“The earlier, the better,” said Rob Lynch, PRO-DAIRY veterinarian. “There’s newer technology out now, and there are several farms taking advantage of these automated health monitoring system. Rumination, activity monitoring, and automated sensors on cows can alert farm managers to health disorders a lot sooner than we can with our traditional means of looking over cows,” said the Cornell veterinarian.
Systems that monitor digestive orders, in particular, can alert farmers to issues a few days before the standard methods. Incorporating this technology with the current animal care practices can make troubleshooting more accurate and more consistent.
“That’s added a new dimension for how we can go about managing fresh cow health going forward,” he said during the “Troubleshooting herd health issues on your dairy fresh cows” webcast hosted by Cornell Cooperative Extension and PRO-Dairy.
Look at pens, too
Looking at not only the cows but the pens themselves is an issue all farmers need to consider.
“When you’re looking at your fresh pen, you’re not only looking at who the cows are in the pen, but you’re looking at — what days in milk they are, what do those cows look like, and how long are they in that pen?” said Margaret Quaassdorff, Cornell Community Extension Specialist.
She suggests looking at the fresh cow pen and evaluating if the cows are at the same point in their lactation periods, if they’re combined with a high group, if they have similar body condition, if they’re on the same schedule, or if treated or sick cows are also in the pen.
“How do all these things affect the dynamic of the pen?” she asked. “What we really want to look for is if these cows are consistent across the board.”
Along with stocking density, heat abatement, and access to water, it’s also important for farmers to look at feed access.

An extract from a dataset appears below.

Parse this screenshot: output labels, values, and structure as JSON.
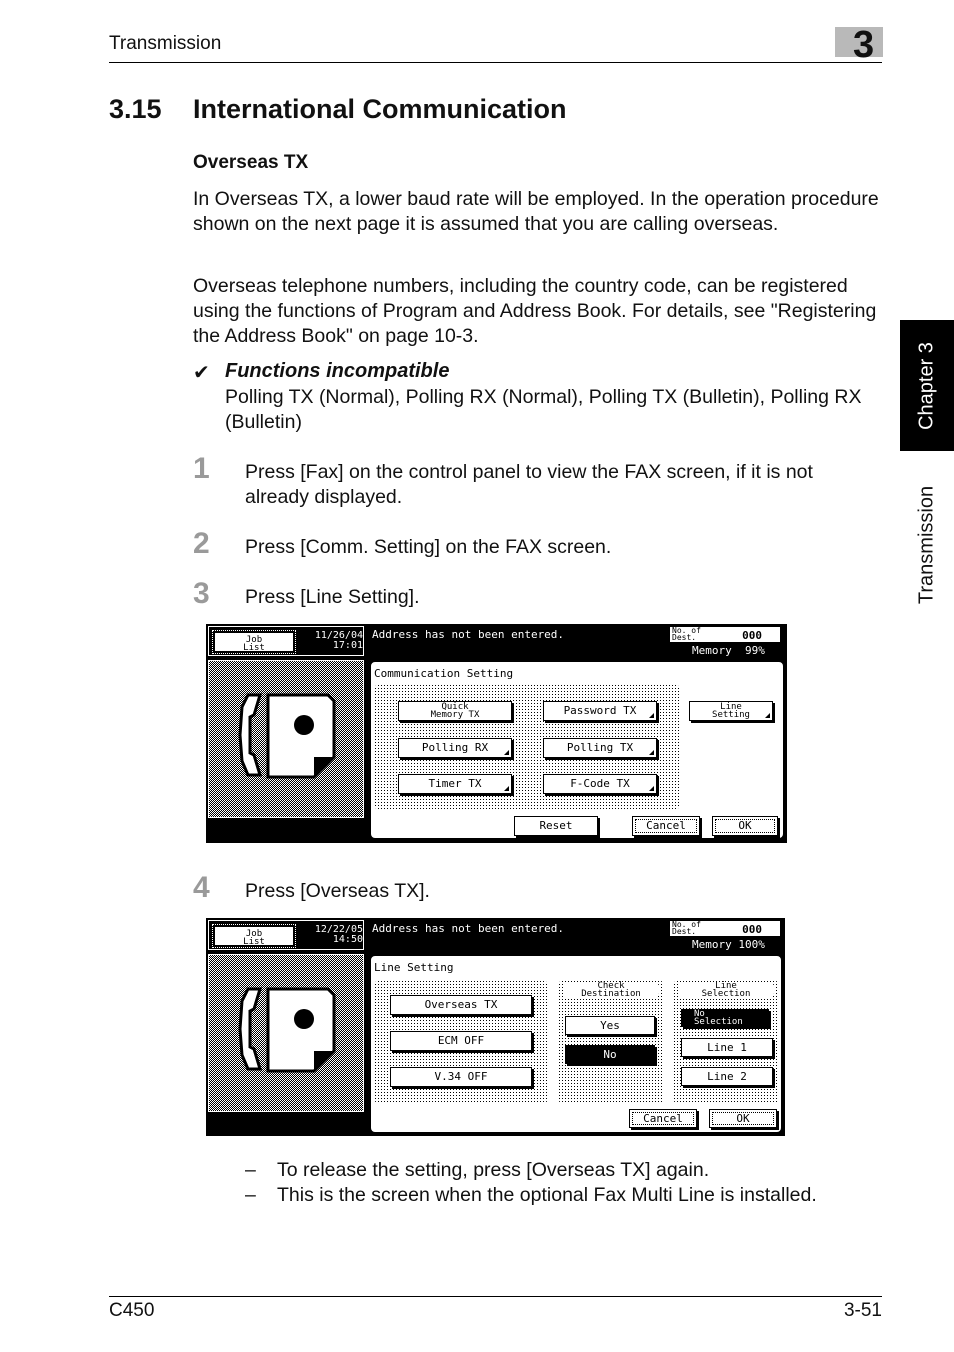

“We use 30 inches of feedbunk per cow kind of as our rule of thumb,” Lynch said. “I don’t know if I’ve ever been to a dairy that has a set standard weekly calving rate, so stocking density in these special needs pens really fluctuates.

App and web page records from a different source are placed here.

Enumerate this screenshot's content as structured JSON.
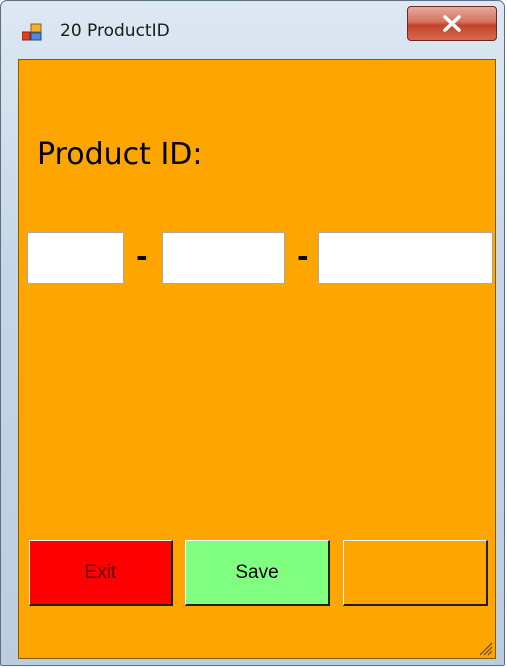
{
  "window": {
    "title": "20 ProductID",
    "client_color": "#ffa500"
  },
  "form": {
    "label": "Product ID:",
    "separators": [
      "-",
      "-"
    ],
    "fields": [
      {
        "value": "",
        "placeholder": ""
      },
      {
        "value": "",
        "placeholder": ""
      },
      {
        "value": "",
        "placeholder": ""
      }
    ]
  },
  "buttons": {
    "exit_label": "Exit",
    "save_label": "Save",
    "blank_label": "",
    "exit_color": "#ff0000",
    "save_color": "#80ff80",
    "blank_color": "#ffa500"
  },
  "icons": {
    "app": "app-icon",
    "close": "close-icon",
    "grip": "size-grip-icon"
  }
}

“Do we have enough stalls for every body? Do we have enough feedbunk for every body . . . for most of the year, so every one can get up and get something to eat whenever it wants?”
Take this challenge
“I would challenge any dairy producer out there . . . go look at your stocking density on your fresh pen on any given week or month and see how it compares throughout the year,” Quaassdorff said. “I bet you’d be surprised how often you probably go over that 100% stocking density recommendation at feedbunks or stalls in that fresh cow pen.”